◆ **Your objective**
In the entries below, identify every line with the string "icon" and copy it.

◆ **Data records**
=======

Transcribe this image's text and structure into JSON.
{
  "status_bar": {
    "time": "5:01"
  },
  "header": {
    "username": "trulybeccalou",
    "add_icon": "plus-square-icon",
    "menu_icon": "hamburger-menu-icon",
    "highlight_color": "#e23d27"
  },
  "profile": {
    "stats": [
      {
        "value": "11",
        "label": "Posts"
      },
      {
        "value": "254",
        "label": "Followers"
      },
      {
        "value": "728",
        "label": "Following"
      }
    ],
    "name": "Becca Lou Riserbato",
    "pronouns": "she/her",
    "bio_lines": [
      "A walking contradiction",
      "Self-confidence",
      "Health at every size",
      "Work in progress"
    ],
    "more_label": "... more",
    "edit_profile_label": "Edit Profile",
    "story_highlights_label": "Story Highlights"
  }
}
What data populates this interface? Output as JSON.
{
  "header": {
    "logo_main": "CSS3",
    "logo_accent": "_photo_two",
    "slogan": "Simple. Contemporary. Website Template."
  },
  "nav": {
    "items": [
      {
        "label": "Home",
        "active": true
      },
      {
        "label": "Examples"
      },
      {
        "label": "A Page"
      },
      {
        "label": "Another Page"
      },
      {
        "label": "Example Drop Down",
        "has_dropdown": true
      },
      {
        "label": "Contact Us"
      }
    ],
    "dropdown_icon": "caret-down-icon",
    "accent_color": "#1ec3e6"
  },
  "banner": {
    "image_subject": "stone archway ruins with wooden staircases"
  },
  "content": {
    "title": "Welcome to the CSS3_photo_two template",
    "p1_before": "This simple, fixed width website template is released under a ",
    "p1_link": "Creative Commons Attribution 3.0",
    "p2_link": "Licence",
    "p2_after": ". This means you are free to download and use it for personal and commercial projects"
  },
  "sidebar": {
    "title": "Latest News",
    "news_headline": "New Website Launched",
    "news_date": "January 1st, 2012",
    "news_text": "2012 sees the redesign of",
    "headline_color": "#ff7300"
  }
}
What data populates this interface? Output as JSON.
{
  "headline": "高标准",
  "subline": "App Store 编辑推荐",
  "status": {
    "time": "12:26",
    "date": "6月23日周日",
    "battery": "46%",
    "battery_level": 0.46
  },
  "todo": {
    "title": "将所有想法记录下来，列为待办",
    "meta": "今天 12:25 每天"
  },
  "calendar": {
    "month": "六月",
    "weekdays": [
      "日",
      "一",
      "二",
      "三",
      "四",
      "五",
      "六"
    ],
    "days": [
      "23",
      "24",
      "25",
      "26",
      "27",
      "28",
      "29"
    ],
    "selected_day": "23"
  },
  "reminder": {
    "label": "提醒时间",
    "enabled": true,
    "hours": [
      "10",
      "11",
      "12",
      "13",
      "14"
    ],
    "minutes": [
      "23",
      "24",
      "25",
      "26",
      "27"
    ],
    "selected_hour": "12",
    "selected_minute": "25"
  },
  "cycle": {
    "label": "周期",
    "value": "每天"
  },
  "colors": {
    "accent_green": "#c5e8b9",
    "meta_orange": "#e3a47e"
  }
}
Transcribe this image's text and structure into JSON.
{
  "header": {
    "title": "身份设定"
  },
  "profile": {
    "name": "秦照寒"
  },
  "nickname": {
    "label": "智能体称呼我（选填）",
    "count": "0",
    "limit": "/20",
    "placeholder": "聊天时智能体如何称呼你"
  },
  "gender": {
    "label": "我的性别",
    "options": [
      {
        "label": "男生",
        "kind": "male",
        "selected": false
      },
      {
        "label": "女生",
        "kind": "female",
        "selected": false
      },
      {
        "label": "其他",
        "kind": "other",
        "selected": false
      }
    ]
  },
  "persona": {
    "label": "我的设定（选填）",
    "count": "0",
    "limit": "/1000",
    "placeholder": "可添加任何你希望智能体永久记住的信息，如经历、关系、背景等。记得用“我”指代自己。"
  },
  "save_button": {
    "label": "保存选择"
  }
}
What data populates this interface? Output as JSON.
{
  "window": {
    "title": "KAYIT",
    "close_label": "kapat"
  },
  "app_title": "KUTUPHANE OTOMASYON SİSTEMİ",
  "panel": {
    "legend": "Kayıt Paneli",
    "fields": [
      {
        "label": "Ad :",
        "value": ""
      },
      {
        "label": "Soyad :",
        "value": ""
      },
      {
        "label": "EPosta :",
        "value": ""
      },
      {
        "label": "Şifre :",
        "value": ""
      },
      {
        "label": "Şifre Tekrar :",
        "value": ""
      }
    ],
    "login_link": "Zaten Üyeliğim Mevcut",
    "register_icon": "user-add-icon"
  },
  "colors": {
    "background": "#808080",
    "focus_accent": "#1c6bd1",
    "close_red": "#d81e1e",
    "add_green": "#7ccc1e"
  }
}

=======

◆ **Output**
    "add_icon": "plus-square-icon",
    "menu_icon": "hamburger-menu-icon",
    "dropdown_icon": "caret-down-icon",
    "register_icon": "user-add-icon"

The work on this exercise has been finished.